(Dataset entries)
= = = = = = =

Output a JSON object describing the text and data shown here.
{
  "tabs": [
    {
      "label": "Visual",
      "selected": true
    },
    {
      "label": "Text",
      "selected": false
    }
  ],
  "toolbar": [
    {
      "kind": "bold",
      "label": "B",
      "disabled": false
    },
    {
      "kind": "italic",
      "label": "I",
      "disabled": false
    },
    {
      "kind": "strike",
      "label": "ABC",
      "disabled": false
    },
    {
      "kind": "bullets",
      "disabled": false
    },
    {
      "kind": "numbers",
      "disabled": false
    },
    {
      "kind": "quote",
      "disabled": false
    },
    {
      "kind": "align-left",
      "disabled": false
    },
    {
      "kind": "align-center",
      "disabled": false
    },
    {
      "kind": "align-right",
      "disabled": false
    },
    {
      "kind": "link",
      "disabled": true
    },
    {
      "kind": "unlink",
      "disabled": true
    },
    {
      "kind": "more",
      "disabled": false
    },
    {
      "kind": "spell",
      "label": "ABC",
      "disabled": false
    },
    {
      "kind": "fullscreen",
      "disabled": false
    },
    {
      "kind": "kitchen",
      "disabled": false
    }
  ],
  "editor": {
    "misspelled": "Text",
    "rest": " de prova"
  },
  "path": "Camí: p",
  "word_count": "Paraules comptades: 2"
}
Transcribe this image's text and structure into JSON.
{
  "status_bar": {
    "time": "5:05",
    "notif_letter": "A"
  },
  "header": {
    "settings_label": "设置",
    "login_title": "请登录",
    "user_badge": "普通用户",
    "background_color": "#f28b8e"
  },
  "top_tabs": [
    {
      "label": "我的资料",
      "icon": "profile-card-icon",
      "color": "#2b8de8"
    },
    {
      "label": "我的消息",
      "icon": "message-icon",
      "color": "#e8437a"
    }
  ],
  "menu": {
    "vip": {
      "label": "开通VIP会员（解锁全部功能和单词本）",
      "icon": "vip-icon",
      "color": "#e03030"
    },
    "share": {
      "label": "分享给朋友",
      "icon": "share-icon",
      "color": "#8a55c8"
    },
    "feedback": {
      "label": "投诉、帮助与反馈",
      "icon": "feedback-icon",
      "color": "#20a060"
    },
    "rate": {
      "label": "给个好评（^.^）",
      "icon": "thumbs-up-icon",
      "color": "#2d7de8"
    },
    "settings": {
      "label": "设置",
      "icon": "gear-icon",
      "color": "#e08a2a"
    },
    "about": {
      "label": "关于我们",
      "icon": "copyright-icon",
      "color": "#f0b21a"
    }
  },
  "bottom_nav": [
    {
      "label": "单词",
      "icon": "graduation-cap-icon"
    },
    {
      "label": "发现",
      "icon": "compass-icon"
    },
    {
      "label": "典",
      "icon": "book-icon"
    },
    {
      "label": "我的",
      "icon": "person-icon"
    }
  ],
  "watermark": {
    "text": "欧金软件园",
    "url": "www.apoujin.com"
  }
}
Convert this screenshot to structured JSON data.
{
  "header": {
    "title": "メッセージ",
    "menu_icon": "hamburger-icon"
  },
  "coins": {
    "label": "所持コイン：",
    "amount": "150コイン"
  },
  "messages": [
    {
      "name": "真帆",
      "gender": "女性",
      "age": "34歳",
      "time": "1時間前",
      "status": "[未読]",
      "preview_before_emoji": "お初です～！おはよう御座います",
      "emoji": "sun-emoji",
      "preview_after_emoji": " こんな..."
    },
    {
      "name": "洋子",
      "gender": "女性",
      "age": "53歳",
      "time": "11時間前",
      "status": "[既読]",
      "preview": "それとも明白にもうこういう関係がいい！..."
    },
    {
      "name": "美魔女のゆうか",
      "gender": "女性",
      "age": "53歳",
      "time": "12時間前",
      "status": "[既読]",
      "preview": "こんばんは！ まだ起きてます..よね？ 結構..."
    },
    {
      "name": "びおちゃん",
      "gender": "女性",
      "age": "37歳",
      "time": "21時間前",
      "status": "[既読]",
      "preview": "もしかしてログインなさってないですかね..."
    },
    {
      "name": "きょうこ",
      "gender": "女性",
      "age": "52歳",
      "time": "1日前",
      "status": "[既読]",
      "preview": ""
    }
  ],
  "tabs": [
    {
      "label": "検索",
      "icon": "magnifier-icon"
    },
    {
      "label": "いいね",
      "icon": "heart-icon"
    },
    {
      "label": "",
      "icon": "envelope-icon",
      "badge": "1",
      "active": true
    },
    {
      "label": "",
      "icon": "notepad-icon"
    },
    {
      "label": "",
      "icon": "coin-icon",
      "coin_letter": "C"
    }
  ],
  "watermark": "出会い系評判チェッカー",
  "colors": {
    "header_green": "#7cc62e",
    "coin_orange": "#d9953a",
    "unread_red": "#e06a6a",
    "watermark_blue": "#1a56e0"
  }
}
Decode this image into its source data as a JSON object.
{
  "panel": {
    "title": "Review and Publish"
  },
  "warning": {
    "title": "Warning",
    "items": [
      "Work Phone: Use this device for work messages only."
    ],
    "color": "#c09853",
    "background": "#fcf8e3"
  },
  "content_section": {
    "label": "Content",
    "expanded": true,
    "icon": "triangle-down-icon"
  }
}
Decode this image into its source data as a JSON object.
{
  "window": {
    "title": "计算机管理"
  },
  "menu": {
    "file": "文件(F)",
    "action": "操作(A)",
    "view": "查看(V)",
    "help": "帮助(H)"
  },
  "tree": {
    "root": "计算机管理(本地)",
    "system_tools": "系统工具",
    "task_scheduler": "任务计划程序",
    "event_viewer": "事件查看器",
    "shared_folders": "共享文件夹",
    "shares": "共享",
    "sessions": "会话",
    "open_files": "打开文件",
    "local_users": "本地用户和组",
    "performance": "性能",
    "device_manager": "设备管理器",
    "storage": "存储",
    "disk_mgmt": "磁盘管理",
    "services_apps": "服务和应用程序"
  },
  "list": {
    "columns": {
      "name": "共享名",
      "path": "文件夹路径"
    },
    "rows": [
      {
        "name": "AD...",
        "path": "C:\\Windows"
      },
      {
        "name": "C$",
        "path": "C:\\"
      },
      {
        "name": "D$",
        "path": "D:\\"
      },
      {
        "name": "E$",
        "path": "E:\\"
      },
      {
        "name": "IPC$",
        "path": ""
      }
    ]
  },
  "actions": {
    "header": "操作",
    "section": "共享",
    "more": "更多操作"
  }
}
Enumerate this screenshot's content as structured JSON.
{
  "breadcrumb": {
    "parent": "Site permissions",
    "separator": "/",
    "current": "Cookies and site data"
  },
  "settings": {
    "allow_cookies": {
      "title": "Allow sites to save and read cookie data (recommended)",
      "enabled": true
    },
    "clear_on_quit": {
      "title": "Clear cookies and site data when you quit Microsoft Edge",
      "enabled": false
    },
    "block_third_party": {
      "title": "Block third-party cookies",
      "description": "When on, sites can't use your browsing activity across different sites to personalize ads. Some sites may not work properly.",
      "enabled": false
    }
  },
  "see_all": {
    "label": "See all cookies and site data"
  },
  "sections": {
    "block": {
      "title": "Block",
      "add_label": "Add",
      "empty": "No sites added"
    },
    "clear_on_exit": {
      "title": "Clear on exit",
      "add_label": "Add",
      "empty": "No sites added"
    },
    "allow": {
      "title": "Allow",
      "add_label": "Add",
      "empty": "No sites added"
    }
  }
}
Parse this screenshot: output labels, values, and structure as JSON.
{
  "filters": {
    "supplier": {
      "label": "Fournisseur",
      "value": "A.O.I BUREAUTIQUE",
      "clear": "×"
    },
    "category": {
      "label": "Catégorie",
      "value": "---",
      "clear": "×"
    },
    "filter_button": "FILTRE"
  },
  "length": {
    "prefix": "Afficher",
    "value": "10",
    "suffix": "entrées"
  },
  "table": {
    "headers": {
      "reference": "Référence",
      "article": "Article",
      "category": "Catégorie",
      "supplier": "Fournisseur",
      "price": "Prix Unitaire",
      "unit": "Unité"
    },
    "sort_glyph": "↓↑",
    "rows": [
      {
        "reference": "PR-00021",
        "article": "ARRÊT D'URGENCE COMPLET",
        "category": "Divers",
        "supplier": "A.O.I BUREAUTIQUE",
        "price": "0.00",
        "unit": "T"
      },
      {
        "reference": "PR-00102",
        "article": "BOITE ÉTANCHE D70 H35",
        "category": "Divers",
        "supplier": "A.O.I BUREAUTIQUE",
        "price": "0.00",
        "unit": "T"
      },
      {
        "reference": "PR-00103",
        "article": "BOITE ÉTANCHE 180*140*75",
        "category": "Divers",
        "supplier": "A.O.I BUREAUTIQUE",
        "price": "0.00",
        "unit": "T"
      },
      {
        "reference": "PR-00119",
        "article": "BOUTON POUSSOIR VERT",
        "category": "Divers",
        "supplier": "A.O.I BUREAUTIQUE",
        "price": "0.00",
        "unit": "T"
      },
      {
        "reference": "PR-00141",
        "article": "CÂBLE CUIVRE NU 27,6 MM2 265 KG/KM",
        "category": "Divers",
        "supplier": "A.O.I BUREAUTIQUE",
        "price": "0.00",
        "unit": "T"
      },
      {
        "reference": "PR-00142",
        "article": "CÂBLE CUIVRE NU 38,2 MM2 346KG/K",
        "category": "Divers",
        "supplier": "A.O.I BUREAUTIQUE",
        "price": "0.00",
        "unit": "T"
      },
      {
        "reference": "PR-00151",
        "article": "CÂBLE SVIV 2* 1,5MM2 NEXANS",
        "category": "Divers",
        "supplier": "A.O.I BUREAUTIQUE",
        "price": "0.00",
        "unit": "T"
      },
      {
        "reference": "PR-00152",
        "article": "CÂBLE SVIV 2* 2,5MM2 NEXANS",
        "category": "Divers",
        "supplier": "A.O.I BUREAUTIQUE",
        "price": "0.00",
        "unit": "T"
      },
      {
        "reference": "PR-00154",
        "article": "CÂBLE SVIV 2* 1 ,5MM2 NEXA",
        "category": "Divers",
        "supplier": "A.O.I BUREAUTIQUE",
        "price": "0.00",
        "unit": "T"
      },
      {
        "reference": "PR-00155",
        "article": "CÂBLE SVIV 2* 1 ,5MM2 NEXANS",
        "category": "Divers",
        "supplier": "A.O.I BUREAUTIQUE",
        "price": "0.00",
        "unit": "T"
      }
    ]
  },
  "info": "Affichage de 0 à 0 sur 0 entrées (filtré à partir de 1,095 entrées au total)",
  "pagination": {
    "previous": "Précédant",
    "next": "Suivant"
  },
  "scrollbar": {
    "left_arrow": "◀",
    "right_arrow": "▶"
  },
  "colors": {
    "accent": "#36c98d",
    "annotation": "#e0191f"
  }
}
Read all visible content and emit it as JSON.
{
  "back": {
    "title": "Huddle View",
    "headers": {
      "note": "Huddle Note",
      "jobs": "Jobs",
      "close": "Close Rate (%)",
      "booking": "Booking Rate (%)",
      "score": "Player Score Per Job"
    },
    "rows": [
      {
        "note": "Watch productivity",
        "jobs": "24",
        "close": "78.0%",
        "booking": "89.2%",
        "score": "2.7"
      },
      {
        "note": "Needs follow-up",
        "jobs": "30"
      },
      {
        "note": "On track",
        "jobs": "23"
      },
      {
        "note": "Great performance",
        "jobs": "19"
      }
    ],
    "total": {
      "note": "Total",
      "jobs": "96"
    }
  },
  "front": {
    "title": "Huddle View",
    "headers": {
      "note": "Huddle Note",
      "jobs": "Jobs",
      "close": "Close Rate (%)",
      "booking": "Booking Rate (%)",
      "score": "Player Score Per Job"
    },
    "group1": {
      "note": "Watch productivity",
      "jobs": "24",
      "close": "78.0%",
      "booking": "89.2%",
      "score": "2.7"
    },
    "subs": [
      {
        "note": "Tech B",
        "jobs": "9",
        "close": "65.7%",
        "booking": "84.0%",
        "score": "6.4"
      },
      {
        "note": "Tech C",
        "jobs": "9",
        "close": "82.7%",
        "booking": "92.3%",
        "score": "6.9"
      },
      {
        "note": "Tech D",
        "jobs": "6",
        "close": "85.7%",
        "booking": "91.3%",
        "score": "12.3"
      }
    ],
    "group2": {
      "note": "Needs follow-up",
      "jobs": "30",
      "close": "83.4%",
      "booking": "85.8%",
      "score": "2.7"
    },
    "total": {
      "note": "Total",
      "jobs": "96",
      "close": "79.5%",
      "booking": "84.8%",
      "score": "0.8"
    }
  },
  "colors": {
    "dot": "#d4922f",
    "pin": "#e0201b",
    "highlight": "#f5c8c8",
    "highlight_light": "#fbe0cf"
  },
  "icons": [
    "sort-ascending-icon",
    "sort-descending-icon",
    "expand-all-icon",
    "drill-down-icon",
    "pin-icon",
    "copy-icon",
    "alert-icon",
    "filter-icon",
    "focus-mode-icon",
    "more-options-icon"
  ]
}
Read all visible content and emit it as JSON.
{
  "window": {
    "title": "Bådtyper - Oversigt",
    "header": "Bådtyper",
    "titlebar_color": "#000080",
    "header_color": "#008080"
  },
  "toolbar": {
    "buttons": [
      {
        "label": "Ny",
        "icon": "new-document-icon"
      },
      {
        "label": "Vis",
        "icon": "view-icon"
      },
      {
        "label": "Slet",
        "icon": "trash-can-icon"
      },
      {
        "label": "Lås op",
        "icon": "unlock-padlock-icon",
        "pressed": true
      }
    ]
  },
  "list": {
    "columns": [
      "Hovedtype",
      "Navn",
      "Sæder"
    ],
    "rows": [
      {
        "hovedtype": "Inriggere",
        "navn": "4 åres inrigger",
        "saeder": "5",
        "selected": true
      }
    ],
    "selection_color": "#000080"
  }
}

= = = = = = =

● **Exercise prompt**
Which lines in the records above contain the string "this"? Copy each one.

● **Task answer**
Transcribe this image's text and structure into JSON.
Convert this screenshot to structured JSON data.
Decode this image into its source data as a JSON object.
      "Work Phone: Use this device for work messages only."
Decode this image into its source data as a JSON object.
Enumerate this screenshot's content as structured JSON.
Parse this screenshot: output labels, values, and structure as JSON.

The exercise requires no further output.